"Shmira, which literally means guarding, is one of the prescribed Jewish rituals surrounding death. The group in charge of these customs is called the Chevra Kedisha (literally “holy group/community”), which attends to the preparation and protection of the body between death and burial—a time when it’s believed the soul hovers in a sort of liminal space. Someone must clean and dress the body, and someone must sit shmira at all times."The Chevra Kedisha website offers a little more:
As I said, Crysta was a good friend, and we still had some things to tell each other and this seemed like a good opportunity. So I emailed back we were available except Wednesday evening. I guess I hadn't thought it through completely. The email with the Shmira schedule had us down for Wednesday morning from 4:30am to 6:30am. It took a few minutes for me to realize it was already Tuesday night and that meant we were expected in less than 10 hours. I told J she didn't really have to come with me at that hour, but she insisted.The Concept of ShmiraMany of the traditions and laws that pertain to the care and preparation of the Jewish dead are founded on two basic principles:1. The body as the container of the soul is to be treated with the utmost dignity and respect.
2. Although at death the soul departs the body, it still remains present near the body and is fully aware of all that transpires in its vicinity.
Thus the Shmira serves two purposes:
1. To guard the body from becoming prey for rodents and insects.
2. To give respect to the remains and consolation to the soul by not leaving the body
Actually, I do like it when I manage to get up and out really early in the morning when no one else is out and about. We knocked on the back door at the funeral home and the people before us let us in and even offered to leave some chocolate for us. I'd already learned that I wouldn't be literally sitting with the body, but rather in the same building. But there was no one else there but us and whatever bodies were there with Crysta.
So I read and I could hear Crysta asking questions or correcting me, always with an impish smile in her voice. And as I thought about our special relationship, I was reminded of Lydia Selkregg's funeral when one person after another stood up and talked about their special relationship with Lydia. What, I thought at the time, everyone had a special relationship!? It took a while to realize that didn't diminish the relationship I had had with her. I know that's also the case with Crysta. It's good to know that you can love lots and lots of people without diminishing any of those relationships. I remember wondering when J was pregnant with our second child: I love my son so much; how can there be enough love for yet another child. And after M was born, I learned that love is infinite.

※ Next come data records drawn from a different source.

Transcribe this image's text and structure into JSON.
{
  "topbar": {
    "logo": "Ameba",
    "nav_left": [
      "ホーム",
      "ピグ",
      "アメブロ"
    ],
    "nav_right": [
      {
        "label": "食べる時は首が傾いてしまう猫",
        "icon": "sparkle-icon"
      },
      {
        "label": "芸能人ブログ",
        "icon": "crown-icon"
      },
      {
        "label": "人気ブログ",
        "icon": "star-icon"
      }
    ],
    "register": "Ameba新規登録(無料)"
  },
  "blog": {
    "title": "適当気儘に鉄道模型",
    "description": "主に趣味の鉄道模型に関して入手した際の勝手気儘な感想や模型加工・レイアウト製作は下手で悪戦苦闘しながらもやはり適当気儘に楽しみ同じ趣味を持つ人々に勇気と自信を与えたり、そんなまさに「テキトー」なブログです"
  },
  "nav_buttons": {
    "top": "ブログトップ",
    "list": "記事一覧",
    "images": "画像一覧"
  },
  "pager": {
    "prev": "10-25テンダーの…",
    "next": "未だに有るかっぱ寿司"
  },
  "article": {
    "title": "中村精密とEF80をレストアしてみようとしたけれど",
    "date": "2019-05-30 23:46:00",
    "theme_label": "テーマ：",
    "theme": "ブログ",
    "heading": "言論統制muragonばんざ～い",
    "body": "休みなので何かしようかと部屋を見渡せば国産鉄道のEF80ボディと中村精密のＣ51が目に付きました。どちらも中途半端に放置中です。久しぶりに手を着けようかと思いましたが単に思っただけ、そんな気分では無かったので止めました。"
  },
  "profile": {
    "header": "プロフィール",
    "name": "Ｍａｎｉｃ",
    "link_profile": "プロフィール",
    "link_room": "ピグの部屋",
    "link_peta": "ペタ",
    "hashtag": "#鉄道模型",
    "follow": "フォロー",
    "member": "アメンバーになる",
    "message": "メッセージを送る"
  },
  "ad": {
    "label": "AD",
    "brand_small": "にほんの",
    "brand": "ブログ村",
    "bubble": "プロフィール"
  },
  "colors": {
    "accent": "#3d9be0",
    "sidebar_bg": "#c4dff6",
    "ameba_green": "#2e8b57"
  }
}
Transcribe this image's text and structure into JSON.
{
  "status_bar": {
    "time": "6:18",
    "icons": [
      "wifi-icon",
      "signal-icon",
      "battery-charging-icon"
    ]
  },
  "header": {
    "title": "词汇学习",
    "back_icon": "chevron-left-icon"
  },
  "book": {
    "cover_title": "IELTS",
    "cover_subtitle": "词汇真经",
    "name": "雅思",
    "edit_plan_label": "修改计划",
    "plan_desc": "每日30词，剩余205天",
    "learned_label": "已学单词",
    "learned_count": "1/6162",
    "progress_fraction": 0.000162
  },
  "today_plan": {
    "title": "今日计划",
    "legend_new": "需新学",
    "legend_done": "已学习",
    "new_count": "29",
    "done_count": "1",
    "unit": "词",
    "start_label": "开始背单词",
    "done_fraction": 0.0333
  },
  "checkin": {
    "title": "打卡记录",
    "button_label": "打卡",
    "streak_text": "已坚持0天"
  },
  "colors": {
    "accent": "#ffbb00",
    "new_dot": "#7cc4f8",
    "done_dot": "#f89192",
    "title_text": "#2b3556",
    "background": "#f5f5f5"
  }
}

Thanks, Crysta for being in my life. Your departure would be much more difficult if you hadn't lived life so well that seeds of your goodness are planted in so many people's hearts.
"When the news reached the king of Nineveh, he rose from his throne, took off his robe, put on sackcloth, and sat in ashes."